Using the listing below, please count the lines that contain the string "this". Only the number is wanted.

*** Opening of Given data ***

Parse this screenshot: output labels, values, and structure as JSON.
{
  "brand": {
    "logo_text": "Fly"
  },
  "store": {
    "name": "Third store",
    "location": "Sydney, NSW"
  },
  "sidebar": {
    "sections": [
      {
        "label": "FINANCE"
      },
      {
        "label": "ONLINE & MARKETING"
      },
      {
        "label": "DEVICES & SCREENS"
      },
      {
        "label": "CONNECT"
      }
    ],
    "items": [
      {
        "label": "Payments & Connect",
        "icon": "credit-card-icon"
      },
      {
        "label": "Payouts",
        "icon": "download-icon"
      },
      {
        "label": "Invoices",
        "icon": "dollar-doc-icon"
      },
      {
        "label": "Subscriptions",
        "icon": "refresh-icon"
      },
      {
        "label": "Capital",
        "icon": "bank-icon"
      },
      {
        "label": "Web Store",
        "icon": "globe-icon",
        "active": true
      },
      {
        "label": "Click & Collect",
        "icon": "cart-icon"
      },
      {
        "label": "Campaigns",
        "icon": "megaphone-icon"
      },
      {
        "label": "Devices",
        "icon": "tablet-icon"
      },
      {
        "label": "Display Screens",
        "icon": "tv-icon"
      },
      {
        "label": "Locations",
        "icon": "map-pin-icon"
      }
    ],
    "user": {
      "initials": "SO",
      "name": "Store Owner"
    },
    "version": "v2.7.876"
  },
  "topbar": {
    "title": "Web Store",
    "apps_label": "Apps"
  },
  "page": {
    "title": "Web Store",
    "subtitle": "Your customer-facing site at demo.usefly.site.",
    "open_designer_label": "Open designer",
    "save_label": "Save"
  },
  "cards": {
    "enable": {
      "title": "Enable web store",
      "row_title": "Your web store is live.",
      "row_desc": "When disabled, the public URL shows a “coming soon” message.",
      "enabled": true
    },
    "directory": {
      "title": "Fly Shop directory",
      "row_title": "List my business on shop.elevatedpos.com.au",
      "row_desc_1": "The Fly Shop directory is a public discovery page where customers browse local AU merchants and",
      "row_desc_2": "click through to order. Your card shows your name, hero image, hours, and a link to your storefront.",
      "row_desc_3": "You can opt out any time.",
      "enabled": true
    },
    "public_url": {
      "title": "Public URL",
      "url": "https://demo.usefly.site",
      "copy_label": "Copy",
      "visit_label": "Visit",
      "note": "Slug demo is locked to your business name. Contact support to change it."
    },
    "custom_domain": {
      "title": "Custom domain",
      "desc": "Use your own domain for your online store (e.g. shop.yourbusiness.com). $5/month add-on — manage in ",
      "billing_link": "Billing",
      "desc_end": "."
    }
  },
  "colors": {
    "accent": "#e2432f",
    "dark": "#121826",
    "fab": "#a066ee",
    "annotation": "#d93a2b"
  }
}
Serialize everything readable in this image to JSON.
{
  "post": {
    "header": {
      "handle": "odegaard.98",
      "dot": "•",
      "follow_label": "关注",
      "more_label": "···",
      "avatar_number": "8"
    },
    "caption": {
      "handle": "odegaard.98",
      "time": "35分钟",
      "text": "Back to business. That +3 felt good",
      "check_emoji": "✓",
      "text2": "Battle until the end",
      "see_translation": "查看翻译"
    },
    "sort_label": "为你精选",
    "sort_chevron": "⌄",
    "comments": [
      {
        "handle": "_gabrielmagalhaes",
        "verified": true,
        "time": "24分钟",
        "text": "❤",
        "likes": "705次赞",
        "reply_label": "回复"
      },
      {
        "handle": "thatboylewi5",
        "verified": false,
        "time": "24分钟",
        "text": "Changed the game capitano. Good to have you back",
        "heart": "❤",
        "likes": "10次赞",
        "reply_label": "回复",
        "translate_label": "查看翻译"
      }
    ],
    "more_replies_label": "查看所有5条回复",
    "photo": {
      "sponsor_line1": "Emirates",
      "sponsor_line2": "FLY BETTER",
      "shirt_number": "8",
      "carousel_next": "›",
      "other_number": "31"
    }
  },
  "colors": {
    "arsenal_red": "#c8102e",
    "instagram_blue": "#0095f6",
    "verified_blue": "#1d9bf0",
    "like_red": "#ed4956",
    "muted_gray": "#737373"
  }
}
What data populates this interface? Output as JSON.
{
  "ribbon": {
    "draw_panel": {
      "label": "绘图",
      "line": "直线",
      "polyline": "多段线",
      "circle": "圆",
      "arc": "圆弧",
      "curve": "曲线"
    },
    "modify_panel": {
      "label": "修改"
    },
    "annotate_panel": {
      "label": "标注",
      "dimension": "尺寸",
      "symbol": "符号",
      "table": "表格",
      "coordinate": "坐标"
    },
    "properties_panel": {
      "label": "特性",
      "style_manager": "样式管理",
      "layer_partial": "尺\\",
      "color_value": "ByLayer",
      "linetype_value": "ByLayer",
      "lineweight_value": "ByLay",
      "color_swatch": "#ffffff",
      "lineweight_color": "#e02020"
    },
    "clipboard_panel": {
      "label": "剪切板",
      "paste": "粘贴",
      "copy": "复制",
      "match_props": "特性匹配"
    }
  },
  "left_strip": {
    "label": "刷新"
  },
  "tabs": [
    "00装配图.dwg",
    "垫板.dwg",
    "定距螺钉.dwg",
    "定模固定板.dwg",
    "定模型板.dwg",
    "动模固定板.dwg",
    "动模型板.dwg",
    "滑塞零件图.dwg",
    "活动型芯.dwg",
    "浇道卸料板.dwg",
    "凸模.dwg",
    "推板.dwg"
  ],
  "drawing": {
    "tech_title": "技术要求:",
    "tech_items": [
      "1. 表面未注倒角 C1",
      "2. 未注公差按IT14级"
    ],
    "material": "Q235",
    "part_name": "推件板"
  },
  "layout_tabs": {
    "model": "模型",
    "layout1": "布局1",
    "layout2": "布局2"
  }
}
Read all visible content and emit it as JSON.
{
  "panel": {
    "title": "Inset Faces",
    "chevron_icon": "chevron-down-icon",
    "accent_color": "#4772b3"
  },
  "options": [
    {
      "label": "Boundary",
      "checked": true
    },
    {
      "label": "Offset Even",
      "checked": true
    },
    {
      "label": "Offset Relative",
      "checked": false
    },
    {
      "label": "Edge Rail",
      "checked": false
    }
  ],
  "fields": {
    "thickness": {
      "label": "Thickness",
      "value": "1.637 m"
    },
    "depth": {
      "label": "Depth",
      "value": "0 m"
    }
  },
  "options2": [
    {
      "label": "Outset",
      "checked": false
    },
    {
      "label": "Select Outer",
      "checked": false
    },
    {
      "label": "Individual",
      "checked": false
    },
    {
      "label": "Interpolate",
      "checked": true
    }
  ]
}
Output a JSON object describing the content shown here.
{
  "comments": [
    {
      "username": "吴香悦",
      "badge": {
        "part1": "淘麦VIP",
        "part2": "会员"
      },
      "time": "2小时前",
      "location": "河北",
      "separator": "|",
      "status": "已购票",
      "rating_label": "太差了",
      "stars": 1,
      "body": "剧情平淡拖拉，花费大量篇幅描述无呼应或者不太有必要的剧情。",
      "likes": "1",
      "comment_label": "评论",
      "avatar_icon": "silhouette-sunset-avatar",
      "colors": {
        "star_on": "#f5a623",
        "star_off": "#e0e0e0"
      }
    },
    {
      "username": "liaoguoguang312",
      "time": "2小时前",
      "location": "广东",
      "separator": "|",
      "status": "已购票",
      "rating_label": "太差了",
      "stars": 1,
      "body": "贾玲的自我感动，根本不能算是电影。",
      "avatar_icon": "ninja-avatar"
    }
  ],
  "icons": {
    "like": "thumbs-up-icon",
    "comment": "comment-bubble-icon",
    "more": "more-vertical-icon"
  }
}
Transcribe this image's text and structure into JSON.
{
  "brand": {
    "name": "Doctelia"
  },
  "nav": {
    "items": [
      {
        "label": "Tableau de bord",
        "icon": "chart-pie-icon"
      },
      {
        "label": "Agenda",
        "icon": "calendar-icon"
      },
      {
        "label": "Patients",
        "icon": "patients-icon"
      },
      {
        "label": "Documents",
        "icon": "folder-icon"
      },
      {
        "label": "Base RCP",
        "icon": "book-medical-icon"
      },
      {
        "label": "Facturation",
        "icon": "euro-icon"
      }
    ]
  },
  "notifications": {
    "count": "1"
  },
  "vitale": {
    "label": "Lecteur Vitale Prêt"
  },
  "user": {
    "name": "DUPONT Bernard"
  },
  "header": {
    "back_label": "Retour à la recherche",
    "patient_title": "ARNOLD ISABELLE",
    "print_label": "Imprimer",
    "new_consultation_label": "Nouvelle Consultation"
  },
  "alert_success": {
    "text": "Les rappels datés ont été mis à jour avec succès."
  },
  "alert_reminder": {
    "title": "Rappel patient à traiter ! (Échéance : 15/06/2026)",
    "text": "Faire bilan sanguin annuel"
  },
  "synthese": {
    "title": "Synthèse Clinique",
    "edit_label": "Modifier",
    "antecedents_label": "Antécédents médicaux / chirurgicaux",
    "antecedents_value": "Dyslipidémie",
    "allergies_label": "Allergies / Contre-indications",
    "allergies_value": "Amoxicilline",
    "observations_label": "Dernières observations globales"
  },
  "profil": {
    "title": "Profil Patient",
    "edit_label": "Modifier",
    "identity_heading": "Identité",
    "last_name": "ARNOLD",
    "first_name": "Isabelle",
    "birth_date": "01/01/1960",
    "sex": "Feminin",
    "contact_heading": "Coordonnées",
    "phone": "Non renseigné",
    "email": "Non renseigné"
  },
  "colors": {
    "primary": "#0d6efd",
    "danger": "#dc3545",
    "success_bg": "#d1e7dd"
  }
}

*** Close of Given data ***

# Response
4